I got away for an hour or so last night.  I spent some time reading one of my favorite parenting books and some time texting my friend Kristin who just moved away.  Between tears and texts I didn’t read much but felt like I needed a little primer on sacrifice so I skipped ahead to that chapter.  Here is an excerpt:

God calls us as parents to lay down a blanket of sacrifice on behalf of the next generation.  This is the way of Jesus.  In many ways, sacrifice defines love.  It was one thing for Jesus to tell the world, ‘I love you’.  It was another thing entirely when he demonstrated his love by dying on our behalf….Without sacrifice, love becomes mere words and empty sentiment.”                          -Gary Thomas Sacred Parenting

So this being fresh in my mind, with a very sore throat and a cold coming on I went to bed early….you know where this is going if you read this post two weeks ago.

It took me an hour to fall asleep because of the severe throat pain, every swallow made me want to cry.

12:30 AM – I wake to Caleb sobbing in his bed, I run in, he is waving his hands everywhere and crying about his trucks, “They are gone, someone stole them, it was Kyler, it was Daddy, they are not here, I put them right here”.  I rummage around in the dark to find his bag of cars.  Crisis solved.  Tuck both boys in as Kyler woke up in the mayhem.

1 AM-Still can’t get back to sleep because of the throat, get up and take some pain medication.  Lay in bed 30 minutes waiting for it to work.  It does.

2 AM-Kyler standing 4 inches from my face “Read a book?”.  Me-are you kidding me, I just fell asleep-“No, come into bed with me and snuggle, it’s nightime.”  He spends 20 minutes trying to get comfortable then wiggles out of bed.  I take him to his bed, tuck him in there.

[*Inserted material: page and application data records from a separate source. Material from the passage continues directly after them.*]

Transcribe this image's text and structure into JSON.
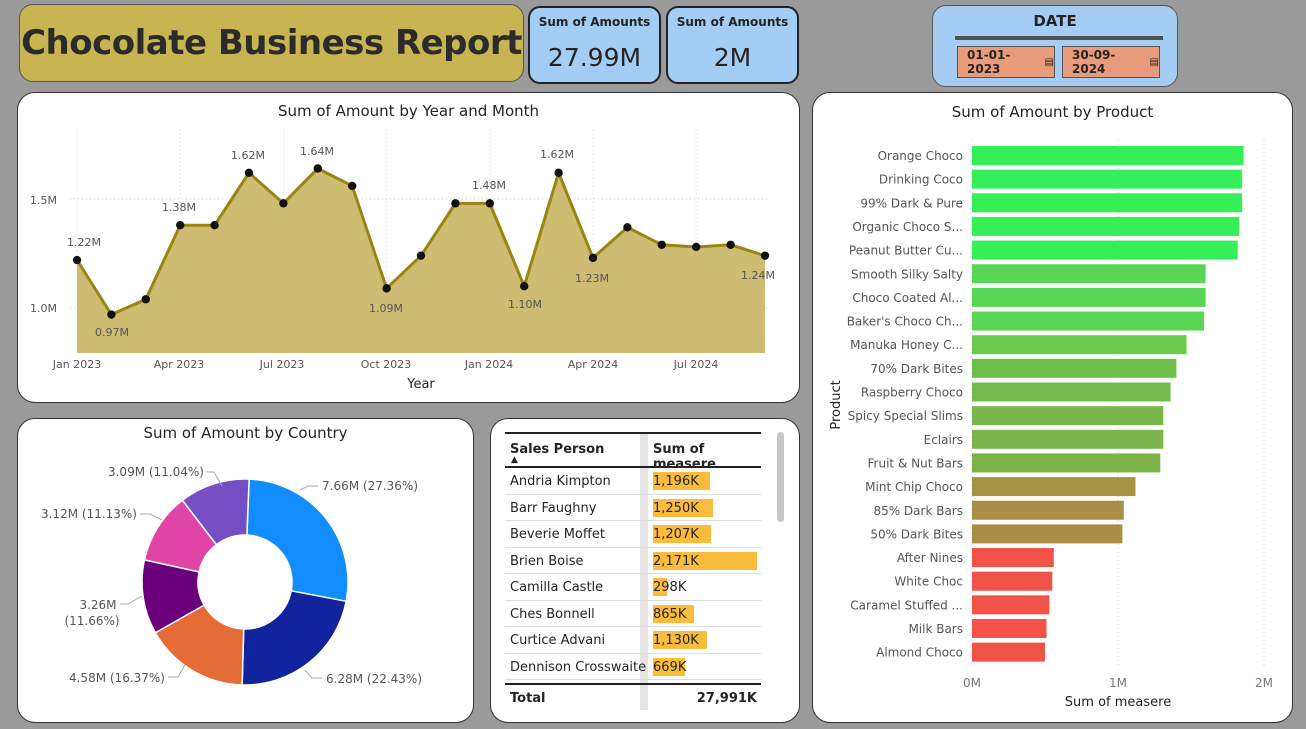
{
  "header": {
    "title": "Chocolate Business Report",
    "kpi1": {
      "label": "Sum of Amounts",
      "value": "27.99M"
    },
    "kpi2": {
      "label": "Sum of Amounts",
      "value": "2M"
    },
    "date": {
      "label": "DATE",
      "start": "01-01-2023",
      "end": "30-09-2024"
    }
  },
  "colors": {
    "title_bg": "#c9b452",
    "kpi_bg": "#a3cdf5",
    "area": "#cdbc72",
    "line": "#9a8512",
    "table_bar": "#fbbc3d"
  },
  "line_chart": {
    "title": "Sum of Amount by Year and Month",
    "xlabel": "Year",
    "x_ticks": [
      "Jan 2023",
      "Apr 2023",
      "Jul 2023",
      "Oct 2023",
      "Jan 2024",
      "Apr 2024",
      "Jul 2024"
    ],
    "y_ticks": [
      "1.0M",
      "1.5M"
    ],
    "point_labels": [
      "1.22M",
      "0.97M",
      "1.38M",
      "1.62M",
      "1.64M",
      "1.09M",
      "1.48M",
      "1.10M",
      "1.62M",
      "1.23M",
      "1.24M"
    ]
  },
  "donut_chart": {
    "title": "Sum of Amount by Country",
    "labels": [
      "7.66M (27.36%)",
      "6.28M (22.43%)",
      "4.58M (16.37%)",
      "3.26M",
      "(11.66%)",
      "3.12M (11.13%)",
      "3.09M (11.04%)"
    ]
  },
  "product_chart": {
    "title": "Sum of Amount by Product",
    "ylabel": "Product",
    "xlabel": "Sum of measere",
    "x_ticks": [
      "0M",
      "1M",
      "2M"
    ]
  },
  "table": {
    "col1": "Sales Person",
    "col2": "Sum of measere",
    "rows": [
      {
        "name": "Andria Kimpton",
        "value": "1,196K",
        "v": 1196
      },
      {
        "name": "Barr Faughny",
        "value": "1,250K",
        "v": 1250
      },
      {
        "name": "Beverie Moffet",
        "value": "1,207K",
        "v": 1207
      },
      {
        "name": "Brien Boise",
        "value": "2,171K",
        "v": 2171
      },
      {
        "name": "Camilla Castle",
        "value": "298K",
        "v": 298
      },
      {
        "name": "Ches Bonnell",
        "value": "865K",
        "v": 865
      },
      {
        "name": "Curtice Advani",
        "value": "1,130K",
        "v": 1130
      },
      {
        "name": "Dennison Crosswaite",
        "value": "669K",
        "v": 669
      }
    ],
    "total_label": "Total",
    "total_value": "27,991K"
  },
  "chart_data": [
    {
      "type": "area",
      "title": "Sum of Amount by Year and Month",
      "xlabel": "Year",
      "x": [
        "2023-01",
        "2023-02",
        "2023-03",
        "2023-04",
        "2023-05",
        "2023-06",
        "2023-07",
        "2023-08",
        "2023-09",
        "2023-10",
        "2023-11",
        "2023-12",
        "2024-01",
        "2024-02",
        "2024-03",
        "2024-04",
        "2024-05",
        "2024-06",
        "2024-07",
        "2024-08",
        "2024-09"
      ],
      "values": [
        1.22,
        0.97,
        1.04,
        1.38,
        1.38,
        1.62,
        1.48,
        1.64,
        1.56,
        1.09,
        1.24,
        1.48,
        1.48,
        1.1,
        1.62,
        1.23,
        1.37,
        1.29,
        1.28,
        1.29,
        1.24
      ],
      "unit": "M",
      "ylim": [
        0.8,
        1.8
      ],
      "grid": true
    },
    {
      "type": "pie",
      "title": "Sum of Amount by Country",
      "values": [
        7.66,
        6.28,
        4.58,
        3.26,
        3.12,
        3.09
      ],
      "percents": [
        27.36,
        22.43,
        16.37,
        11.66,
        11.13,
        11.04
      ],
      "colors": [
        "#118dff",
        "#12239e",
        "#e66c37",
        "#6b007b",
        "#e044a7",
        "#744ec2"
      ]
    },
    {
      "type": "bar",
      "orientation": "horizontal",
      "title": "Sum of Amount by Product",
      "ylabel": "Product",
      "xlabel": "Sum of measere",
      "categories": [
        "Orange Choco",
        "Drinking Coco",
        "99% Dark & Pure",
        "Organic Choco S...",
        "Peanut Butter Cu...",
        "Smooth Silky Salty",
        "Choco Coated Al...",
        "Baker's Choco Ch...",
        "Manuka Honey C...",
        "70% Dark Bites",
        "Raspberry Choco",
        "Spicy Special Slims",
        "Eclairs",
        "Fruit & Nut Bars",
        "Mint Chip Choco",
        "85% Dark Bars",
        "50% Dark Bites",
        "After Nines",
        "White Choc",
        "Caramel Stuffed ...",
        "Milk Bars",
        "Almond Choco"
      ],
      "values": [
        1.86,
        1.85,
        1.85,
        1.83,
        1.82,
        1.6,
        1.6,
        1.59,
        1.47,
        1.4,
        1.36,
        1.31,
        1.31,
        1.29,
        1.12,
        1.04,
        1.03,
        0.56,
        0.55,
        0.53,
        0.51,
        0.5
      ],
      "colors": [
        "#35ef58",
        "#35ef58",
        "#35ef58",
        "#35ef58",
        "#35ef58",
        "#57d553",
        "#57d553",
        "#57d553",
        "#6bc94c",
        "#6ec04d",
        "#74bb4c",
        "#79b74b",
        "#7bb54b",
        "#7db44a",
        "#a79443",
        "#a88e46",
        "#a88e46",
        "#f25348",
        "#f25348",
        "#f25348",
        "#f25348",
        "#f25348"
      ],
      "xlim": [
        0,
        2
      ],
      "unit": "M"
    }
  ]
}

2:30 AM-Just fell asleep again.  Audrey wakes up, I feed her.  While she’s nursing, I hear noises.  Then more noises.  I am hyperventilating, sure someone is in our house.  I am too tired to think clearly.  I lay Audrey down and creep out to the living room.

Kyler, no burglar.  Just Kyler.  Playing with daddy’s lighter that was left on the floor.  Taking the contents of daddy’s wallet out and lining them up on the floor.  Playing with daddy’s leatherman tool.  Taking out his work papers.  He asks for a snack.  We put all daddy’s stuff back where it was.  I let him blow the lighter out a few times and praise God he didn’t light the carpet on fire while he was out there alone.   I give him some milk and put him in bed again.  Lay with him.  Tuck him in.

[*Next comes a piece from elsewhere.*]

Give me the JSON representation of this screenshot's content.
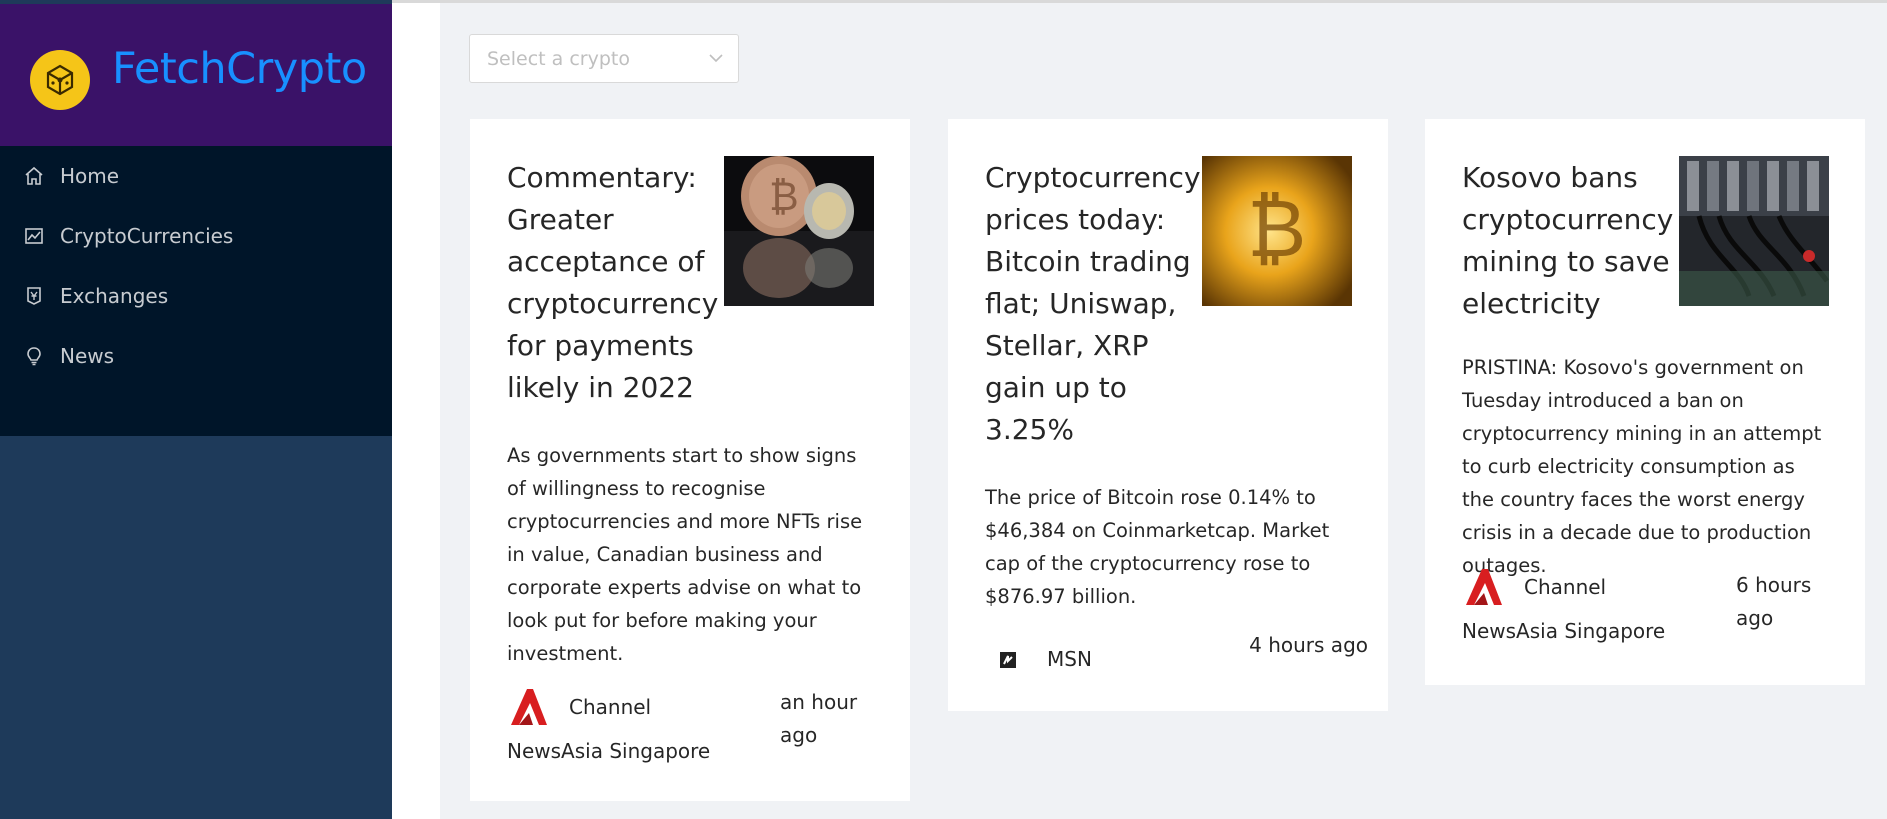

4 AM-I wake to the sound of Kyler on top of me  and something sticky dripping on my face.  I smell peppermint.  He tries to talk to me.  I can’t understand anything he says.  He is drooling all over my head and pillow.  Finally I realized he’s chewing most of a pack of gum.  No idea where from or how long he’s been up.  I ask him to spit out the gum.  He’s happy to oblige.

I’m about done with this fun.  I finally wake up Christopher and ask him to deal with Kyler.  5 seconds later Audrey wakes up.  Only she doesn’t go right back to sleep like usual.  She’s up for the day.  So now it’s 6:30 and she just went down for her first nap of the day.  Somewhere in there before 5:30  Christopher left for work too.  And you do the math, how much did I sleep?  Yeah, I don’t even want to know.

Sacrifice indeed.  The phrase that I’ve read so many times in the Bible about Jesus laying His life down for us has never been so real to me as it is right now.  I’ve said it before to friends but it’s taken a few kids to bring me to my knees in so many ways (good, hard ways).  I could fake it, keep it together, act like things were under control and generally keep up with life with one child, two kids and even three surprised me.  But I can’t anymore.

My desperation for God to carry me through the day, to sustain me in ways that are truly beyond comprehension are a daily reality in this life with four.   There are many, many days that by all signs should be in the toilet from lack of sleep, sickness, etc.  But I believe with all my heart that God hears my quiet prayers and He is faithful to answer them.  Not always my way, but He always comes through.  I can feel it.  I know He’s here.  I know He’s placing one foot in front of the next and tenderly leading me through the day.  I could not survive a day without that.  He is more than able and I am SO not able, especially on days like today.